Now that I’ve graduated, I feel like I’m a freshman again—this time, in the real world. I’ve spent the year since graduation exploring various creative outlets and learning. All of my experiences – the good, the weird, the wonderful – have taught me so much about what I do and don’t want. Nothing is wasted. Every job opened a new door for me, forged a new connection, or inspired me in a new way.
We’d love to hear more about your work and what you are currently focused on. What else should we know?
In the past year, I have worked as an actress, model, playwright, assistant director, writer, voiceover artist, producer, critic, singer, songwriter, kids theatre instructor, you name it. I keep busy, and that’s how I like it. At first, my varied interests worried me – was I indecisive or unfocused? But I have discovered the opposite to be true. All my different pursuits feed into each other. For example, by combining my writing and producing experience, I have created acting jobs for myself. When my original one-act play Last Night in Town was selected for a festival at the Off-off Broadway theatre, Manhattan Repertory Theatre, I had to self-produce it. Producing is tough, but it also meant that I retained artistic control over the project, and could cast myself in one of the parts!
So try everything! While I started my journey as an actress, I made so many surprising discoveries along the way. If I hadn’t taken every opportunity as it came, I never would have discovered my love for writing. Your own curiosity can the blow world wide open for you – if you let it. I now market myself as both an actress and a writer, and I look forward to where this new road will take me.
- Website: https://www.juliastier.com/
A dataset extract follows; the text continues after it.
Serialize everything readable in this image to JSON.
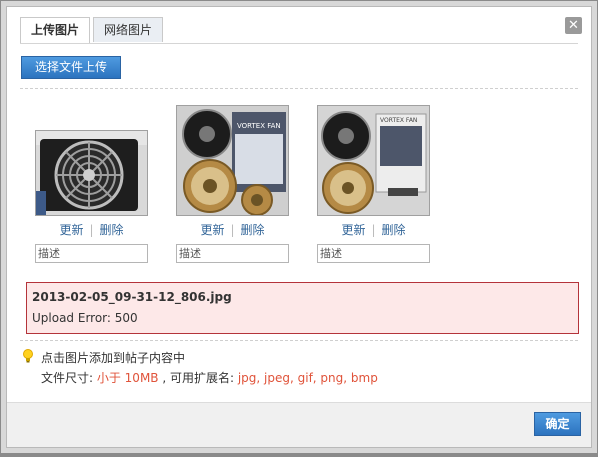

- Email: email@example.com
- Instagram: @juliastier
(personal photo) Sarah Schecker; Craig Schwartz; David Mueller; Steve Escarcega